Before the last school year let out in Weiser for summer vacation, preparations included teachers sharing information with students on how to enjoy the eclipse. Students, who don’t begin the 2017-18 school year until Aug. 28, were each given a pair of safety glasses. Smith’s police team normally has 12 full-time officers; he is getting an additional two from Emmett, three or four from the city’s reserve program and will likely use 10 citizen officers for the eclipse. Five or so state police officers are coming to town as well.
Ham radio operators will be set up around Washington County to help boost cellular service while shuttle buses will transport people around Weiser, according to Smith. Weiser Memorial will also set up a 20-foot-by-40-foot air-conditioned tent to serve as an initial vetting point for patients.

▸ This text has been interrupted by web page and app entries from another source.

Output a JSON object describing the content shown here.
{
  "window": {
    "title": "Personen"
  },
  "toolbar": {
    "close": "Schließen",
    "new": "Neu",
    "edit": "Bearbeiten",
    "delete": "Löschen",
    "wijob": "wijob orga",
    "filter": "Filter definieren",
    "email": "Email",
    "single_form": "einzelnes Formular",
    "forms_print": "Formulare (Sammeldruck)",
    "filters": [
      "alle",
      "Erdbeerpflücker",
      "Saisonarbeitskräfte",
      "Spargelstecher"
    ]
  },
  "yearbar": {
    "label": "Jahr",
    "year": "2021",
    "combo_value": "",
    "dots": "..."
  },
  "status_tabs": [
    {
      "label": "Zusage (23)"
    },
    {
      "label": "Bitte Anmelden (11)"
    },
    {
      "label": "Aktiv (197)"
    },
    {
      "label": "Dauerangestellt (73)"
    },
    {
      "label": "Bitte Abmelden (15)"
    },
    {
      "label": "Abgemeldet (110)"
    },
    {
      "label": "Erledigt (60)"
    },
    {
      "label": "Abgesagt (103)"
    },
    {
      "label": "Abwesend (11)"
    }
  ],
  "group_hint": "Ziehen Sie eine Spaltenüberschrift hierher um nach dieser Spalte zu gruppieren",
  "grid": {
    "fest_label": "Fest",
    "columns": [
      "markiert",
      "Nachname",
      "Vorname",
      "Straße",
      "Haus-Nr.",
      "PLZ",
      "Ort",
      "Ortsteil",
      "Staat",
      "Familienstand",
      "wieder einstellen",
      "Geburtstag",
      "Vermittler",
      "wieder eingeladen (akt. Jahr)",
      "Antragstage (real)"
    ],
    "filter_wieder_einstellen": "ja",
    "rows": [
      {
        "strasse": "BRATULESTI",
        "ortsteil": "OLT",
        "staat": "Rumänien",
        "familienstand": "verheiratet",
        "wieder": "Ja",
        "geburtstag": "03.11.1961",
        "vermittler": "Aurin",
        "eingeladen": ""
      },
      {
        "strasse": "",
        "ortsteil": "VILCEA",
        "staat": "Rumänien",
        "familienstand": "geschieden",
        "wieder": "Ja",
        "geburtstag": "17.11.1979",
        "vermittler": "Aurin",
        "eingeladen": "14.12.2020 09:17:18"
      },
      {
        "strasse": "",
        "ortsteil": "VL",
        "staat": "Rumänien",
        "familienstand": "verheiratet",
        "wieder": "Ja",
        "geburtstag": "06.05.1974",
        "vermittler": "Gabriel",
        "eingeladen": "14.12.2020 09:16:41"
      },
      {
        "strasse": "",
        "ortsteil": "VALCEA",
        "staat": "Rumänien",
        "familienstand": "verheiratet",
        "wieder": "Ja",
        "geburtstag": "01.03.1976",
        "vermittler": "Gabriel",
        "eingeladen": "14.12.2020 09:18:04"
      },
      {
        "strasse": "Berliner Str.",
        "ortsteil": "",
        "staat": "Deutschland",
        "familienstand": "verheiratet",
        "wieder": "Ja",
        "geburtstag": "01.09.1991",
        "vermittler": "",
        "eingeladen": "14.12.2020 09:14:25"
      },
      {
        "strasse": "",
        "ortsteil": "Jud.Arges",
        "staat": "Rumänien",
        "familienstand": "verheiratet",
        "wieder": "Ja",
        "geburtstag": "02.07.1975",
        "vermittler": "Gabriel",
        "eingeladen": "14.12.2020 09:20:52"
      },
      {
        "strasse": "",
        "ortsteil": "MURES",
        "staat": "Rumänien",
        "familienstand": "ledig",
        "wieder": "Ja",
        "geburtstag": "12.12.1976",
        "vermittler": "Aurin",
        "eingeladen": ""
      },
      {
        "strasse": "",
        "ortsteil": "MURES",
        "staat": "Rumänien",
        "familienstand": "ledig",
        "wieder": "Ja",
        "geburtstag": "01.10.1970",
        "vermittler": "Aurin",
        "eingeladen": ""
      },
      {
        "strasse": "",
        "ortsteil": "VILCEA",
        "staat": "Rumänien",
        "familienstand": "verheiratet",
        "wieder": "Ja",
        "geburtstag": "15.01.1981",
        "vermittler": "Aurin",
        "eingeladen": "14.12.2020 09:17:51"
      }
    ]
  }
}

“Everybody is prepared as much as we can prepare. I think we thought of everything,” Smith said. “(But) I’m sure some stuff is going to come up that we haven’t even thought of.”
The best laid plans are not always enough, however. Overgaard said he has already had to scramble and reorder portable toilets after learning the ones he ordered in the fall were no longer available.
It’s all a work in progress.
“(With the Fiddlers’ Contest & Festival) you have a sense of what it’s going to be like every year,” Overgaard said. “This is going to be so dang different.”
Weiser Eclipse Fest 2017
Weiser will celebrate the Great American Eclipse at Memorial Park from Thursday, Aug. 17, through Monday, Aug. 21. Live entertainment, a pancake feed, a street dance, an astronomy presentation and many more festivities are planned. Learn more at weisereclipse2017.com.